◆ **Aim of the task**
Copy out the full set of records. Keep every word the same.

◆ **Dataset extract**
------------------------------------------------

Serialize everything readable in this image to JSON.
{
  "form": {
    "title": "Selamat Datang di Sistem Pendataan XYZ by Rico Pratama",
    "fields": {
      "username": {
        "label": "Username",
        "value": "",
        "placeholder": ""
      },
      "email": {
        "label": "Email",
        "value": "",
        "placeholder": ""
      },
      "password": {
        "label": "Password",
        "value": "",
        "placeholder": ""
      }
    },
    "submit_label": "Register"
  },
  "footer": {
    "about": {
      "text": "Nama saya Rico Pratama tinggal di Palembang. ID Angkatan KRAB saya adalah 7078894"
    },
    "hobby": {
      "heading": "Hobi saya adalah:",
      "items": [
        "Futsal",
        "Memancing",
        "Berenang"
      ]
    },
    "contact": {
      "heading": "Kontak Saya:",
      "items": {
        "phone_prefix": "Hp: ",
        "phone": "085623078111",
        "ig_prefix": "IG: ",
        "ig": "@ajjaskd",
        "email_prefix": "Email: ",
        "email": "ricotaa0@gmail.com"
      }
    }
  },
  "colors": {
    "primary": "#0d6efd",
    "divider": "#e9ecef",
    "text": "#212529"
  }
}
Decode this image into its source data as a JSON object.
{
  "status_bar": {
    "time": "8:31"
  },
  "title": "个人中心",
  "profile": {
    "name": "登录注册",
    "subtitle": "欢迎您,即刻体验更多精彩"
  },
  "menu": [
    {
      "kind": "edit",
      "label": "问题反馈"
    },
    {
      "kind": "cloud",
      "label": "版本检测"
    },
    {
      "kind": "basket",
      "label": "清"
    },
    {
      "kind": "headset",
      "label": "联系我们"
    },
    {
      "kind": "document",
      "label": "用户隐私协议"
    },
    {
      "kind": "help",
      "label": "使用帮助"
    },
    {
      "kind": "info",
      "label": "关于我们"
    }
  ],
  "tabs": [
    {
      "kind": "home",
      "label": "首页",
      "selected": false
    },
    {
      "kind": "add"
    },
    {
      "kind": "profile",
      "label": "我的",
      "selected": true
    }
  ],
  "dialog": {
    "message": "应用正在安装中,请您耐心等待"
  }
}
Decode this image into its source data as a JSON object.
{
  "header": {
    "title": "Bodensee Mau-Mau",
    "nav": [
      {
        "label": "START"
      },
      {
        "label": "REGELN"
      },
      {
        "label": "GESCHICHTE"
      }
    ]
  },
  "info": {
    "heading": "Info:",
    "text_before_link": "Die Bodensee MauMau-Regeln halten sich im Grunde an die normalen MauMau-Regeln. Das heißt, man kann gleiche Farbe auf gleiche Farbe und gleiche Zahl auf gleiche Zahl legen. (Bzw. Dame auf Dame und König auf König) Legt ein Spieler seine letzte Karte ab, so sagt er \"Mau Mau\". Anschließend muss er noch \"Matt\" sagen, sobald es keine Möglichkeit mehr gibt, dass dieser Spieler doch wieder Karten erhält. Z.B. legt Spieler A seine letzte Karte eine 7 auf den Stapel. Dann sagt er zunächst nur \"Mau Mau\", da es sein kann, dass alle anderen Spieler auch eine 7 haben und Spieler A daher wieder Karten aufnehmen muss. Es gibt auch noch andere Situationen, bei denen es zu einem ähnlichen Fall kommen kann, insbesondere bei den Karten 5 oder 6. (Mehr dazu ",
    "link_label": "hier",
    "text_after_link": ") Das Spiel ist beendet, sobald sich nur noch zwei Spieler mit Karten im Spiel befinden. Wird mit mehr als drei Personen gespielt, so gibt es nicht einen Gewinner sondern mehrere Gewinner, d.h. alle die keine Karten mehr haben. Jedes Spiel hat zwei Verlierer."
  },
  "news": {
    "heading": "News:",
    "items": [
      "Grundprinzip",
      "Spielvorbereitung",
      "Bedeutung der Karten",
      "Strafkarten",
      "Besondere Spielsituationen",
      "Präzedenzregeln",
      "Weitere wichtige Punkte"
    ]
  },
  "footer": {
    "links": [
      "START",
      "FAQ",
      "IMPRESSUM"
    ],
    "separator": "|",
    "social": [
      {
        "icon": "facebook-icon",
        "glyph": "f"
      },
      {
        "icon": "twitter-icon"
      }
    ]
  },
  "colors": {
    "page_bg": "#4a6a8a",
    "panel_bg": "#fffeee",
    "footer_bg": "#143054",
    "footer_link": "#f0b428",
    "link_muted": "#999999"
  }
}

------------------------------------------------

◆ **Task output**
Serialize everything readable in this image to JSON.
{
  "form": {
    "title": "Selamat Datang di Sistem Pendataan XYZ by Rico Pratama",
    "fields": {
      "username": {
        "label": "Username",
        "value": "",
        "placeholder": ""
      },
      "email": {
        "label": "Email",
        "value": "",
        "placeholder": ""
      },
      "password": {
        "label": "Password",
        "value": "",
        "placeholder": ""
      }
    },
    "submit_label": "Register"
  },
  "footer": {
    "about": {
      "text": "Nama saya Rico Pratama tinggal di Palembang. ID Angkatan KRAB saya adalah 7078894"
    },
    "hobby": {
      "heading": "Hobi saya adalah:",
      "items": [
        "Futsal",
        "Memancing",
        "Berenang"
      ]
    },
    "contact": {
      "heading": "Kontak Saya:",
      "items": {
        "phone_prefix": "Hp: ",
        "phone": "085623078111",
        "ig_prefix": "IG: ",
        "ig": "@ajjaskd",
        "email_prefix": "Email: ",
        "email": "ricotaa0@gmail.com"
      }
    }
  },
  "colors": {
    "primary": "#0d6efd",
    "divider": "#e9ecef",
    "text": "#212529"
  }
}
Decode this image into its source data as a JSON object.
{
  "status_bar": {
    "time": "8:31"
  },
  "title": "个人中心",
  "profile": {
    "name": "登录注册",
    "subtitle": "欢迎您,即刻体验更多精彩"
  },
  "menu": [
    {
      "kind": "edit",
      "label": "问题反馈"
    },
    {
      "kind": "cloud",
      "label": "版本检测"
    },
    {
      "kind": "basket",
      "label": "清"
    },
    {
      "kind": "headset",
      "label": "联系我们"
    },
    {
      "kind": "document",
      "label": "用户隐私协议"
    },
    {
      "kind": "help",
      "label": "使用帮助"
    },
    {
      "kind": "info",
      "label": "关于我们"
    }
  ],
  "tabs": [
    {
      "kind": "home",
      "label": "首页",
      "selected": false
    },
    {
      "kind": "add"
    },
    {
      "kind": "profile",
      "label": "我的",
      "selected": true
    }
  ],
  "dialog": {
    "message": "应用正在安装中,请您耐心等待"
  }
}
Decode this image into its source data as a JSON object.
{
  "header": {
    "title": "Bodensee Mau-Mau",
    "nav": [
      {
        "label": "START"
      },
      {
        "label": "REGELN"
      },
      {
        "label": "GESCHICHTE"
      }
    ]
  },
  "info": {
    "heading": "Info:",
    "text_before_link": "Die Bodensee MauMau-Regeln halten sich im Grunde an die normalen MauMau-Regeln. Das heißt, man kann gleiche Farbe auf gleiche Farbe und gleiche Zahl auf gleiche Zahl legen. (Bzw. Dame auf Dame und König auf König) Legt ein Spieler seine letzte Karte ab, so sagt er \"Mau Mau\". Anschließend muss er noch \"Matt\" sagen, sobald es keine Möglichkeit mehr gibt, dass dieser Spieler doch wieder Karten erhält. Z.B. legt Spieler A seine letzte Karte eine 7 auf den Stapel. Dann sagt er zunächst nur \"Mau Mau\", da es sein kann, dass alle anderen Spieler auch eine 7 haben und Spieler A daher wieder Karten aufnehmen muss. Es gibt auch noch andere Situationen, bei denen es zu einem ähnlichen Fall kommen kann, insbesondere bei den Karten 5 oder 6. (Mehr dazu ",
    "link_label": "hier",
    "text_after_link": ") Das Spiel ist beendet, sobald sich nur noch zwei Spieler mit Karten im Spiel befinden. Wird mit mehr als drei Personen gespielt, so gibt es nicht einen Gewinner sondern mehrere Gewinner, d.h. alle die keine Karten mehr haben. Jedes Spiel hat zwei Verlierer."
  },
  "news": {
    "heading": "News:",
    "items": [
      "Grundprinzip",
      "Spielvorbereitung",
      "Bedeutung der Karten",
      "Strafkarten",
      "Besondere Spielsituationen",
      "Präzedenzregeln",
      "Weitere wichtige Punkte"
    ]
  },
  "footer": {
    "links": [
      "START",
      "FAQ",
      "IMPRESSUM"
    ],
    "separator": "|",
    "social": [
      {
        "icon": "facebook-icon",
        "glyph": "f"
      },
      {
        "icon": "twitter-icon"
      }
    ]
  },
  "colors": {
    "page_bg": "#4a6a8a",
    "panel_bg": "#fffeee",
    "footer_bg": "#143054",
    "footer_link": "#f0b428",
    "link_muted": "#999999"
  }
}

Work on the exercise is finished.